A British company is poised to construct the world's first floating wind turbine, in a move that could herald a new generation of cheaper, less problematic wind energy.
Blue H, a firm registered in the UK but based in Holland, aims to anchor its prototype device 12 miles off the coast of southern Italy later this month.
The company is one of several racing to build commercial-scale floating wind turbines that sit in deep water far from land. These turbines benefit from more powerful winds and avoid many of the issues that afflict existing wind farms.
Neal Bastick, head of Blue H, said the Italian prototype would be "virtually invisible" from the shore, and that the company plans to build a full scale floating 90 megawatt wind farm in the region. Blue H also wants to build them off Scotland and the northeast US.
Bastick said the floating windmills would be more economic to install than existing offshore turbines, which sit on fixed foundations in the seabed. They could minimise problems with planning, as well as having less impact on shipping, military radar and coastal seabird populations. Electricity would be sent ashore using undersea cables.

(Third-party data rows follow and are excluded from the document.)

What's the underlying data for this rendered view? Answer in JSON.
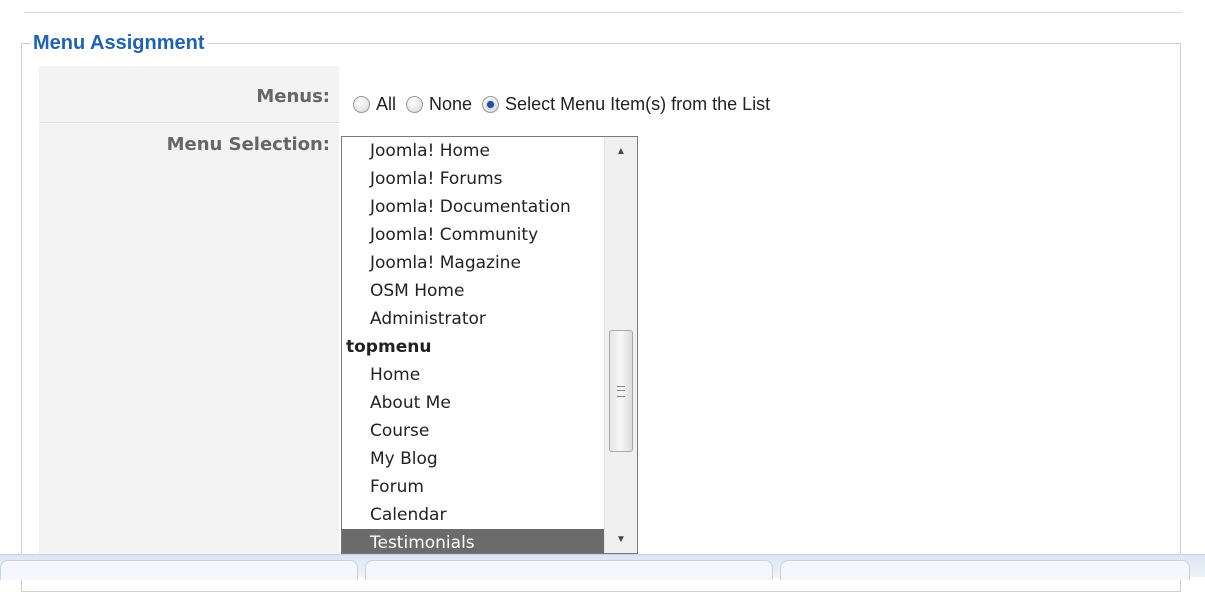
{
  "section": {
    "title": "Menu Assignment"
  },
  "menus_row": {
    "label": "Menus:",
    "options": [
      {
        "label": "All",
        "checked": false
      },
      {
        "label": "None",
        "checked": false
      },
      {
        "label": "Select Menu Item(s) from the List",
        "checked": true
      }
    ]
  },
  "selection_row": {
    "label": "Menu Selection:",
    "items": [
      {
        "label": "Joomla! Home",
        "type": "item"
      },
      {
        "label": "Joomla! Forums",
        "type": "item"
      },
      {
        "label": "Joomla! Documentation",
        "type": "item"
      },
      {
        "label": "Joomla! Community",
        "type": "item"
      },
      {
        "label": "Joomla! Magazine",
        "type": "item"
      },
      {
        "label": "OSM Home",
        "type": "item"
      },
      {
        "label": "Administrator",
        "type": "item"
      },
      {
        "label": "topmenu",
        "type": "group"
      },
      {
        "label": "Home",
        "type": "item"
      },
      {
        "label": "About Me",
        "type": "item"
      },
      {
        "label": "Course",
        "type": "item"
      },
      {
        "label": "My Blog",
        "type": "item"
      },
      {
        "label": "Forum",
        "type": "item"
      },
      {
        "label": "Calendar",
        "type": "item"
      },
      {
        "label": "Testimonials",
        "type": "item",
        "selected": true
      }
    ],
    "scroll_position_fraction": 0.55
  },
  "colors": {
    "legend_blue": "#1f62b5",
    "selected_bg": "#6b6b6b",
    "label_gray": "#666666"
  }
}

The Blue H prototype will float a turbine platform on the sea surface and fix it in position using strong chains linked to heavy weights on the sea bed. Changing the length of the chains could allow the turbine to operate in water depths between 50m and 300m, enough to take it far out into the deep ocean.
The Blue H prototype turbine platform was launched in December 2007 and needs to be towed out to sea and connected to its seabed counterweight. Bastick said: "Within a few years I would very much like to be placing these off Britain."